Reusable shopping bags have hit the mainstream, and with good reason - not only are they far better for the environment than plastic bags, but they hold more and are usually much more comfortable to carry. The problem is that they are either ugly or expensive.
Yes, your grocery store sells them for a dollar, but do you really want to carry around a cheap, flimsy bag with the store's logo? Sure, you can go online and order some very stylish, sturdy shopping bags that look like designer totes - for designer prices. Your bags should not cost more than your groceries - ever.
The solution: make your own. Seriously, even if you have zero sewing or crafting skills, you can make a whole batch of bags out of old T-shirts in a couple of hours. They're sturdy, roomy, and you can make them as pretty as you wish.
The larger the shirt, the larger the bag - men's Large shirts work best for groceries, but even kids' shirts work for smaller totes. The shirt can be plain or patterned - if you prefer plain, you can usually pick up some really cheap T-shirts at discount stores (like 10 for $10 cheap).
Carefully cut the sleeves off the shirt, following along the seam, then lay the shirt flat again - this is the trickiest part, right here: cut the collar out of the shirt, following the pattern of the sleeve-cuts.
In other words, the holes where the sleeves used to be come pretty low into the middle of the shirt, so instead of cutting the collar on the seam, cut it in a U-shaped pattern so the bottom of the U comes down as far as the sleeve holes, and the top of the U is right on the sides of the collar seam. These strappy-looking pieces left will be your handles.
Sewing It Up
The sewing goes much more quickly with a machine (obviously), but even hand-stitching won't take long here.
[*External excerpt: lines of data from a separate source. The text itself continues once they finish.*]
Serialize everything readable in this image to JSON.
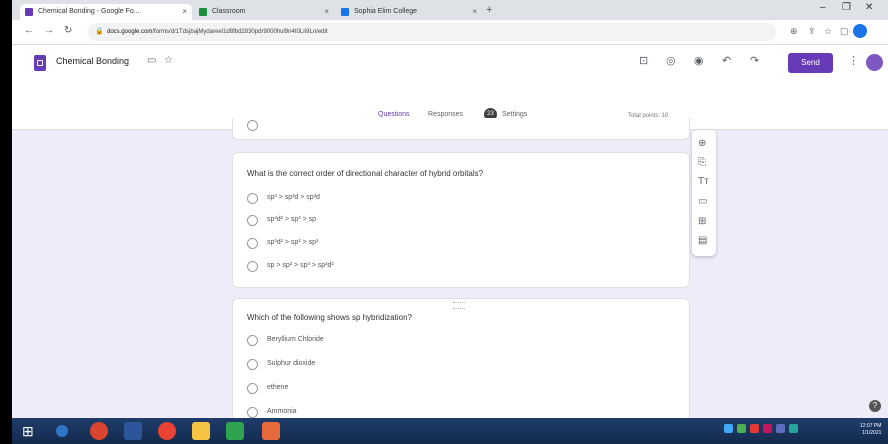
{
  "browser": {
    "tabs": [
      {
        "title": "Chemical Bonding - Google Fo...",
        "active": true
      },
      {
        "title": "Classroom",
        "active": false
      },
      {
        "title": "Sophia Elim College",
        "active": false
      }
    ],
    "close_glyph": "×",
    "new_tab_glyph": "+",
    "window_controls": [
      "–",
      "❐",
      "✕"
    ],
    "url_domain": "docs.google.com",
    "url_path": "/forms/d/1TdsjbajMydareel1d8fbd2830pdr9000hul9n4t0LIi9Ln/edit"
  },
  "header": {
    "form_title": "Chemical Bonding",
    "send_label": "Send",
    "more_glyph": "⋮"
  },
  "tabs": {
    "questions": "Questions",
    "responses": "Responses",
    "responses_count": "23",
    "settings": "Settings",
    "total_points": "Total points: 10"
  },
  "questions": [
    {
      "title": "What is the correct order of directional character of hybrid orbitals?",
      "options": [
        "sp³ > sp³d > sp³d",
        "sp³d² > sp³ > sp",
        "sp³d² > sp² > sp³",
        "sp > sp² > sp³ > sp³d²"
      ]
    },
    {
      "title": "Which of the following shows sp hybridization?",
      "options": [
        "Beryllium Chloride",
        "Sulphur dioxide",
        "ethene",
        "Ammonia"
      ]
    }
  ],
  "colors": {
    "brand": "#673ab7",
    "background": "#f0ebf8",
    "taskbar": "#1f3d6b"
  },
  "icons": {
    "sidebar": [
      "add-question-icon",
      "import-questions-icon",
      "add-title-icon",
      "add-image-icon",
      "add-video-icon",
      "add-section-icon"
    ],
    "toolbar": [
      "palette-icon",
      "preview-icon",
      "undo-icon",
      "redo-icon"
    ]
  },
  "clock": {
    "time": "12:07 PM",
    "date": "1/1/2021"
  }
}
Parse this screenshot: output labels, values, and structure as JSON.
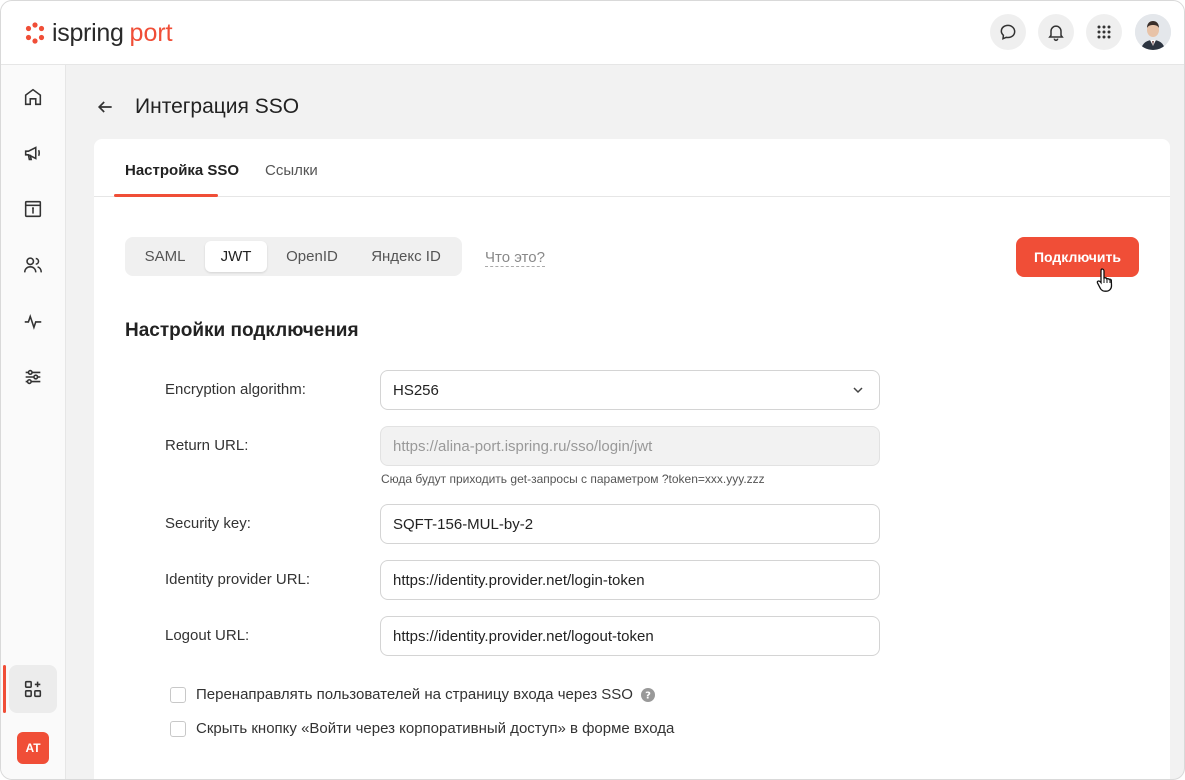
{
  "header": {
    "logo_text": "ispring",
    "logo_accent": "port",
    "brand_color": "#f04e37",
    "icons": [
      "chat-icon",
      "bell-icon",
      "apps-grid-icon"
    ]
  },
  "sidebar": {
    "items": [
      "home-icon",
      "megaphone-icon",
      "catalog-icon",
      "users-icon",
      "activity-icon",
      "settings-sliders-icon",
      "add-widget-icon"
    ],
    "user_initials": "AT"
  },
  "page": {
    "title": "Интеграция SSO"
  },
  "tabs": [
    {
      "label": "Настройка SSO",
      "active": true
    },
    {
      "label": "Ссылки",
      "active": false
    }
  ],
  "protocols": [
    {
      "label": "SAML",
      "active": false
    },
    {
      "label": "JWT",
      "active": true
    },
    {
      "label": "OpenID",
      "active": false
    },
    {
      "label": "Яндекс ID",
      "active": false
    }
  ],
  "what_link": "Что это?",
  "connect_button": "Подключить",
  "section_title": "Настройки подключения",
  "fields": {
    "encryption": {
      "label": "Encryption algorithm:",
      "value": "HS256"
    },
    "return_url": {
      "label": "Return URL:",
      "value": "https://alina-port.ispring.ru/sso/login/jwt",
      "hint": "Сюда будут приходить get-запросы с параметром ?token=xxx.yyy.zzz"
    },
    "security_key": {
      "label": "Security key:",
      "value": "SQFT-156-MUL-by-2"
    },
    "identity_url": {
      "label": "Identity provider URL:",
      "value": "https://identity.provider.net/login-token"
    },
    "logout_url": {
      "label": "Logout URL:",
      "value": "https://identity.provider.net/logout-token"
    }
  },
  "checkboxes": [
    {
      "label": "Перенаправлять пользователей на страницу входа через SSO",
      "checked": false,
      "has_help": true
    },
    {
      "label": "Скрыть кнопку «Войти через корпоративный доступ» в форме входа",
      "checked": false,
      "has_help": false
    }
  ]
}
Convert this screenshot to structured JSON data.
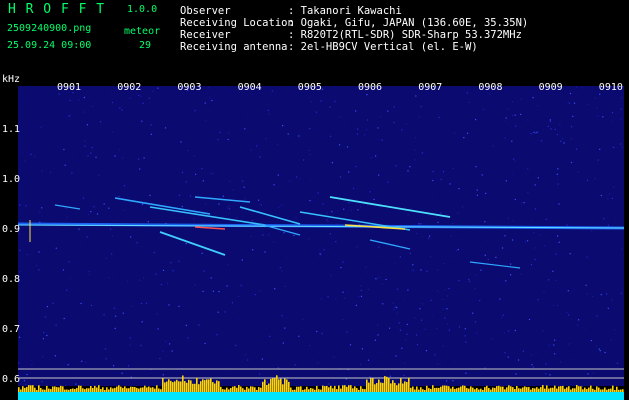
{
  "app": {
    "title": "H R O F F T",
    "version": "1.0.0"
  },
  "file": {
    "name": "2509240900.png",
    "datetime": "25.09.24 09:00"
  },
  "meteor": {
    "label": "meteor",
    "count": "29"
  },
  "info": [
    {
      "label": "Observer",
      "value": ": Takanori Kawachi"
    },
    {
      "label": "Receiving Location",
      "value": ": Ogaki, Gifu, JAPAN (136.60E, 35.35N)"
    },
    {
      "label": "Receiver",
      "value": ": R820T2(RTL-SDR) SDR-Sharp 53.372MHz"
    },
    {
      "label": "Receiving antenna",
      "value": ": 2el-HB9CV Vertical (el. E-W)"
    }
  ],
  "axis": {
    "y_unit": "kHz",
    "x_ticks": [
      "0901",
      "0902",
      "0903",
      "0904",
      "0905",
      "0906",
      "0907",
      "0908",
      "0909",
      "0910"
    ],
    "y_ticks": [
      "1.1",
      "1.0",
      "0.9",
      "0.8",
      "0.7",
      "0.6"
    ]
  },
  "colors": {
    "header_text": "#00ff6a",
    "info_text": "#ffffff",
    "background": "#000000",
    "spectrum": "#0a0a70",
    "signal": "#00bfff",
    "level_bar": "#ffd400",
    "baseline": "#00e5ff"
  }
}
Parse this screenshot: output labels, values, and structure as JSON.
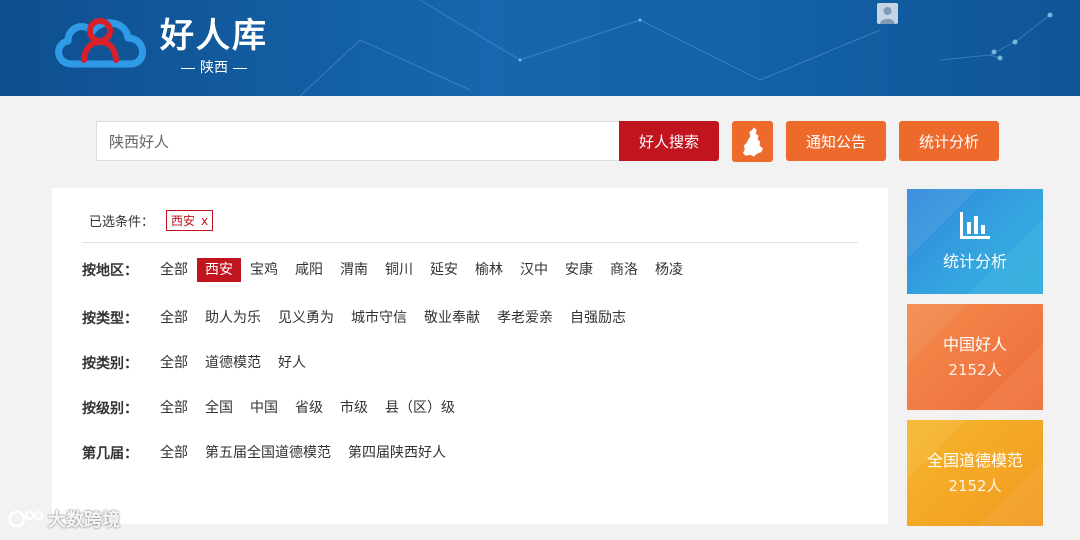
{
  "header": {
    "brand_title": "好人库",
    "brand_subtitle": "陕西",
    "logo_icon": "cloud-person-icon",
    "brand_color": "#1461a6"
  },
  "search": {
    "value": "陕西好人",
    "button_label": "好人搜索",
    "map_icon": "shaanxi-map-icon"
  },
  "top_buttons": {
    "notice_label": "通知公告",
    "stats_label": "统计分析"
  },
  "selected": {
    "label": "已选条件：",
    "tag": "西安",
    "remove": "x"
  },
  "filters": [
    {
      "label": "按地区：",
      "options": [
        "全部",
        "西安",
        "宝鸡",
        "咸阳",
        "渭南",
        "铜川",
        "延安",
        "榆林",
        "汉中",
        "安康",
        "商洛",
        "杨凌"
      ],
      "active": "西安"
    },
    {
      "label": "按类型：",
      "options": [
        "全部",
        "助人为乐",
        "见义勇为",
        "城市守信",
        "敬业奉献",
        "孝老爱亲",
        "自强励志"
      ]
    },
    {
      "label": "按类别：",
      "options": [
        "全部",
        "道德模范",
        "好人"
      ]
    },
    {
      "label": "按级别：",
      "options": [
        "全部",
        "全国",
        "中国",
        "省级",
        "市级",
        "县（区）级"
      ]
    },
    {
      "label": "第几届：",
      "options": [
        "全部",
        "第五届全国道德模范",
        "第四届陕西好人"
      ]
    }
  ],
  "cards": {
    "stats": {
      "title": "统计分析",
      "icon": "bar-chart-icon"
    },
    "china_good": {
      "title": "中国好人",
      "count": "2152人"
    },
    "moral_model": {
      "title": "全国道德模范",
      "count": "2152人"
    }
  },
  "watermark": "大数跨境",
  "colors": {
    "accent_red": "#c0141e",
    "orange": "#ee6a2c",
    "blue_card": "#2f94de",
    "yellow_card": "#f4a825"
  }
}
In fact, hand-stitching allows you to use full-thickness embroidery floss if you want, making for a stronger seam.
Stitch straight across the bottom hem of the shirt, along the pin line. Then stitch a short seam at either end of the first seam, at a 45-degree angle. The angled seams add shape to the bag - the longer the seam, the more U-shaped the bag.
If you don't mind a square bag, don't even bother with the angled seams, just do a few extra stitches at each end of your first seam to reinforce the corners.
Turn the bag right side out and make sure the seam is secure. For an even stronger bag, edge-stitch the bottom edge and around the handle edges - this limits the material's stretch, which may be better for heavier loads. Cut off any excess material around the seams and finish the seams if you like, but it isn't even necessary.
This is the fun part - decorate! Paint with fabric paints, use iron-on transfers, draw with permanent marker. It's up to you. Go crazy with glitter, sequins and feathers if that's your thing. Try drawing on dark colors with a bleach pen. When planning decorations, remember that the bag is going to stretch - use stretch-friendly, flexible glue and iron-ons.
Once you are done, you have a shopping that is not only pretty, but environment friendly as well. And you have not spent half your money buying it. Isn't that great! So what are you waiting for, dig out those old t-shirts and get busy making bags!